WHAT TO DO: Nothing should change. Output the data exactly.

[Dataset excerpts]

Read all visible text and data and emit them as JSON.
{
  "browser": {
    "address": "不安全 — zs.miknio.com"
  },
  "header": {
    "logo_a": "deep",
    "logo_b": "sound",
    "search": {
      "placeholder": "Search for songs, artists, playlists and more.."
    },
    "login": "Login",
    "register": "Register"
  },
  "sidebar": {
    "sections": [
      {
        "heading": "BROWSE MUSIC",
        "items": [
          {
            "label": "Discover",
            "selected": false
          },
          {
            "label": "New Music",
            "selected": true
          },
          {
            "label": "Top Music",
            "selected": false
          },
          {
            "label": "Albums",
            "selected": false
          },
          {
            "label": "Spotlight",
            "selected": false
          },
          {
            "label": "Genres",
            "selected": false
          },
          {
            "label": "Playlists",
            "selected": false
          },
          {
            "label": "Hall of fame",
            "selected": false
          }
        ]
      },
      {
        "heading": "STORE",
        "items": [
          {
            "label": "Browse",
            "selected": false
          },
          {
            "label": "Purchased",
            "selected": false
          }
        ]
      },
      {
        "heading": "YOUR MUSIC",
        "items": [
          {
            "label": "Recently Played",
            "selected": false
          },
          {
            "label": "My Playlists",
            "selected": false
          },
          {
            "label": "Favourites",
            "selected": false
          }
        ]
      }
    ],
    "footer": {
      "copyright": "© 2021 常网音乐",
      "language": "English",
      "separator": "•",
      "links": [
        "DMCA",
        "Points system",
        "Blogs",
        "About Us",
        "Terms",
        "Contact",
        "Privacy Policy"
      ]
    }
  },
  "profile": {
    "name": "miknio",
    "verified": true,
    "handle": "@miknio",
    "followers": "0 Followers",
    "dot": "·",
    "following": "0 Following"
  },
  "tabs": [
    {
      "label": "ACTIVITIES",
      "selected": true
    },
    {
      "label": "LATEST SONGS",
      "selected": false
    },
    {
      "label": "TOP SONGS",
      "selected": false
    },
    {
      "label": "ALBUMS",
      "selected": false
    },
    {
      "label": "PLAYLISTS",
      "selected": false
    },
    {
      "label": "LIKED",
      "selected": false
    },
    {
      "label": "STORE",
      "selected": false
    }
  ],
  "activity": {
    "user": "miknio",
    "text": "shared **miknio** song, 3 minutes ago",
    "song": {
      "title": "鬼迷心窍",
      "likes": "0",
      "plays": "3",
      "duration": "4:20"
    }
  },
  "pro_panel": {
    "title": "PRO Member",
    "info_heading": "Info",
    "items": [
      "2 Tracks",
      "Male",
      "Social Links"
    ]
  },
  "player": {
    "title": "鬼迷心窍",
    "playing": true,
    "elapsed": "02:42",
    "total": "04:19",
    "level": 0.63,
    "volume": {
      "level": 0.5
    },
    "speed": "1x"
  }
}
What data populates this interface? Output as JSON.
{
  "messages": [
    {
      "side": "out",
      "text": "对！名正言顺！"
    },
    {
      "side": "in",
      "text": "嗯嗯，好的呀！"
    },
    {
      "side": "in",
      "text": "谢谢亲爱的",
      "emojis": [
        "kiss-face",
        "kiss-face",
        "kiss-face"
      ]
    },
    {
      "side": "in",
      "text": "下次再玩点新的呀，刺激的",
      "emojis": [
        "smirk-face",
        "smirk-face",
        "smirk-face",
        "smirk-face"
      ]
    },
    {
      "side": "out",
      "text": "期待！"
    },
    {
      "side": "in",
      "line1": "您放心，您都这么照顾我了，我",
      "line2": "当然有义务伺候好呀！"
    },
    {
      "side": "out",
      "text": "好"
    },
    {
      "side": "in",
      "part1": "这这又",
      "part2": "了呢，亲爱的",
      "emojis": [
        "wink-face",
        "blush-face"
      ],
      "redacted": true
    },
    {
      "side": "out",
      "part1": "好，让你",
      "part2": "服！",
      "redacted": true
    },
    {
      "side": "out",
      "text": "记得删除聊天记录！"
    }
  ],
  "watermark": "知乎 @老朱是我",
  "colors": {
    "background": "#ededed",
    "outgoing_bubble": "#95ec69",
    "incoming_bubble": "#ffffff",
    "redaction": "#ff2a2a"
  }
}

ANSWER TO THIS PROBLEM:
Read all visible text and data and emit them as JSON.
{
  "browser": {
    "address": "不安全 — zs.miknio.com"
  },
  "header": {
    "logo_a": "deep",
    "logo_b": "sound",
    "search": {
      "placeholder": "Search for songs, artists, playlists and more.."
    },
    "login": "Login",
    "register": "Register"
  },
  "sidebar": {
    "sections": [
      {
        "heading": "BROWSE MUSIC",
        "items": [
          {
            "label": "Discover",
            "selected": false
          },
          {
            "label": "New Music",
            "selected": true
          },
          {
            "label": "Top Music",
            "selected": false
          },
          {
            "label": "Albums",
            "selected": false
          },
          {
            "label": "Spotlight",
            "selected": false
          },
          {
            "label": "Genres",
            "selected": false
          },
          {
            "label": "Playlists",
            "selected": false
          },
          {
            "label": "Hall of fame",
            "selected": false
          }
        ]
      },
      {
        "heading": "STORE",
        "items": [
          {
            "label": "Browse",
            "selected": false
          },
          {
            "label": "Purchased",
            "selected": false
          }
        ]
      },
      {
        "heading": "YOUR MUSIC",
        "items": [
          {
            "label": "Recently Played",
            "selected": false
          },
          {
            "label": "My Playlists",
            "selected": false
          },
          {
            "label": "Favourites",
            "selected": false
          }
        ]
      }
    ],
    "footer": {
      "copyright": "© 2021 常网音乐",
      "language": "English",
      "separator": "•",
      "links": [
        "DMCA",
        "Points system",
        "Blogs",
        "About Us",
        "Terms",
        "Contact",
        "Privacy Policy"
      ]
    }
  },
  "profile": {
    "name": "miknio",
    "verified": true,
    "handle": "@miknio",
    "followers": "0 Followers",
    "dot": "·",
    "following": "0 Following"
  },
  "tabs": [
    {
      "label": "ACTIVITIES",
      "selected": true
    },
    {
      "label": "LATEST SONGS",
      "selected": false
    },
    {
      "label": "TOP SONGS",
      "selected": false
    },
    {
      "label": "ALBUMS",
      "selected": false
    },
    {
      "label": "PLAYLISTS",
      "selected": false
    },
    {
      "label": "LIKED",
      "selected": false
    },
    {
      "label": "STORE",
      "selected": false
    }
  ],
  "activity": {
    "user": "miknio",
    "text": "shared **miknio** song, 3 minutes ago",
    "song": {
      "title": "鬼迷心窍",
      "likes": "0",
      "plays": "3",
      "duration": "4:20"
    }
  },
  "pro_panel": {
    "title": "PRO Member",
    "info_heading": "Info",
    "items": [
      "2 Tracks",
      "Male",
      "Social Links"
    ]
  },
  "player": {
    "title": "鬼迷心窍",
    "playing": true,
    "elapsed": "02:42",
    "total": "04:19",
    "level": 0.63,
    "volume": {
      "level": 0.5
    },
    "speed": "1x"
  }
}
What data populates this interface? Output as JSON.
{
  "messages": [
    {
      "side": "out",
      "text": "对！名正言顺！"
    },
    {
      "side": "in",
      "text": "嗯嗯，好的呀！"
    },
    {
      "side": "in",
      "text": "谢谢亲爱的",
      "emojis": [
        "kiss-face",
        "kiss-face",
        "kiss-face"
      ]
    },
    {
      "side": "in",
      "text": "下次再玩点新的呀，刺激的",
      "emojis": [
        "smirk-face",
        "smirk-face",
        "smirk-face",
        "smirk-face"
      ]
    },
    {
      "side": "out",
      "text": "期待！"
    },
    {
      "side": "in",
      "line1": "您放心，您都这么照顾我了，我",
      "line2": "当然有义务伺候好呀！"
    },
    {
      "side": "out",
      "text": "好"
    },
    {
      "side": "in",
      "part1": "这这又",
      "part2": "了呢，亲爱的",
      "emojis": [
        "wink-face",
        "blush-face"
      ],
      "redacted": true
    },
    {
      "side": "out",
      "part1": "好，让你",
      "part2": "服！",
      "redacted": true
    },
    {
      "side": "out",
      "text": "记得删除聊天记录！"
    }
  ],
  "watermark": "知乎 @老朱是我",
  "colors": {
    "background": "#ededed",
    "outgoing_bubble": "#95ec69",
    "incoming_bubble": "#ffffff",
    "redaction": "#ff2a2a"
  }
}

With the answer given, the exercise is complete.